    • Well I started with the rotor, then I couldn’t find how to let down the power so I removed the balance then found the click and let down the power.  After that I took apart most of the watchmaker side with the exception of the hour wheel which was still held by the cannon pinion and the hour wheel bridge which I put back when I realized the above.  I then went to the dial side and removed the cover plate. There were a few flat part which I had no idea what they were or where they should go as they got stuck to the plate by lubrication. Luckily I found an assembly video of that movement by the watch smith and he explained that those parts are part of the quick date setting system.  So I put them back in place and took a picture before continuing the disassembly  One thing I keep hearing in video or seeing in forums is that Chinese movements are often not lubricated. WellI can tell you the one I have is drenched in oil. Everything is stuck by capillary action on the dial side and I see pools of oil under each wheel.  Quite a bit of lint stuck to the oil too Just realized there were 3 screws, 2 holding the yoke maintaining plate and 1 holding the setting lever jumper.  I hope they are the same because I mixed them up and I can’t tell them apart.    Done with the disassembly and done for the day. For the reassembly I have a video to follow which is great because the dial side is quite complicated and I couldn’t take good pictures of the components position as several got stuck on the plate by lubricants as I lifted it so I never saw where they were supposed to be. 

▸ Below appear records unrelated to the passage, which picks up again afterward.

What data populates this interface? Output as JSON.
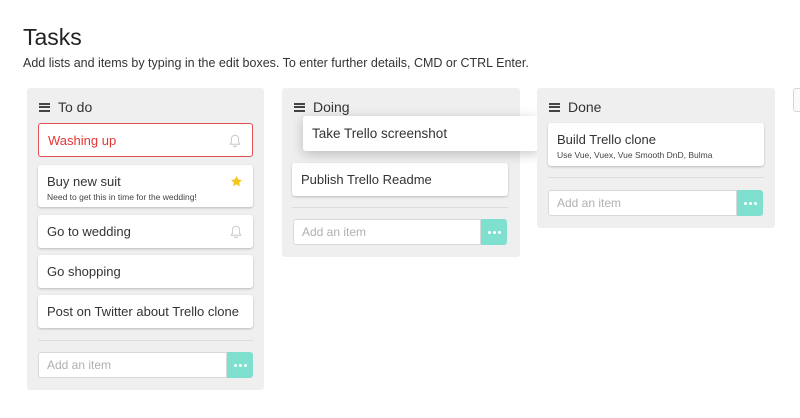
{
  "page": {
    "title": "Tasks",
    "subtitle": "Add lists and items by typing in the edit boxes. To enter further details, CMD or CTRL Enter."
  },
  "lists": [
    {
      "title": "To do",
      "cards": [
        {
          "title": "Washing up",
          "state": "editing",
          "icon": "bell-icon"
        },
        {
          "title": "Buy new suit",
          "description": "Need to get this in time for the wedding!",
          "icon": "star-icon"
        },
        {
          "title": "Go to wedding",
          "icon": "bell-icon"
        },
        {
          "title": "Go shopping"
        },
        {
          "title": "Post on Twitter about Trello clone"
        }
      ],
      "add_placeholder": "Add an item"
    },
    {
      "title": "Doing",
      "cards": [
        {
          "title": "Take Trello screenshot",
          "state": "dragging"
        },
        {
          "title": "Publish Trello Readme"
        }
      ],
      "add_placeholder": "Add an item"
    },
    {
      "title": "Done",
      "cards": [
        {
          "title": "Build Trello clone",
          "description": "Use Vue, Vuex, Vue Smooth DnD, Bulma"
        }
      ],
      "add_placeholder": "Add an item"
    }
  ],
  "colors": {
    "accent": "#7fe0cf",
    "editing_border": "#e05252",
    "editing_text": "#e43535",
    "star": "#f5c518",
    "list_background": "#efefef"
  }
}
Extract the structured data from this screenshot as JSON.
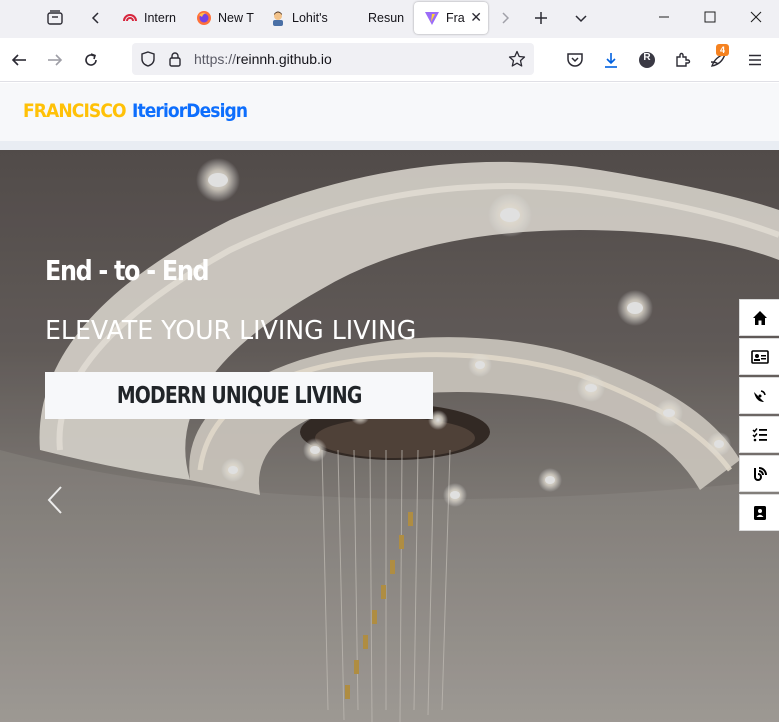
{
  "browser": {
    "tabs": [
      {
        "label": "Intern",
        "icon": "gauge-icon"
      },
      {
        "label": "New T",
        "icon": "firefox-icon"
      },
      {
        "label": "Lohit's",
        "icon": "avatar-emoji-icon"
      },
      {
        "label": "Resun",
        "icon": ""
      },
      {
        "label": "Fra",
        "icon": "vite-icon",
        "active": true
      }
    ],
    "url": {
      "scheme": "https://",
      "host": "reinnh.github.io"
    },
    "notification_count": "4",
    "profile_initial": "R"
  },
  "site": {
    "brand_primary": "FRANCISCO",
    "brand_secondary": "IteriorDesign",
    "brand_primary_color": "#ffc107",
    "brand_secondary_color": "#0d6efd"
  },
  "hero": {
    "subtitle": "End - to - End",
    "title": "ELEVATE YOUR LIVING LIVING",
    "cta_label": "MODERN UNIQUE LIVING"
  },
  "side_nav": [
    {
      "name": "home-icon"
    },
    {
      "name": "id-card-icon"
    },
    {
      "name": "satellite-dish-icon"
    },
    {
      "name": "tasks-list-icon"
    },
    {
      "name": "blog-icon"
    },
    {
      "name": "address-book-icon"
    }
  ]
}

    • I have one, but I don’t have the hex wrench to remove the stems. Does anyone know where I could get these in USA? Thanks in advance for any advice kind people! 
×
×
  • Create New...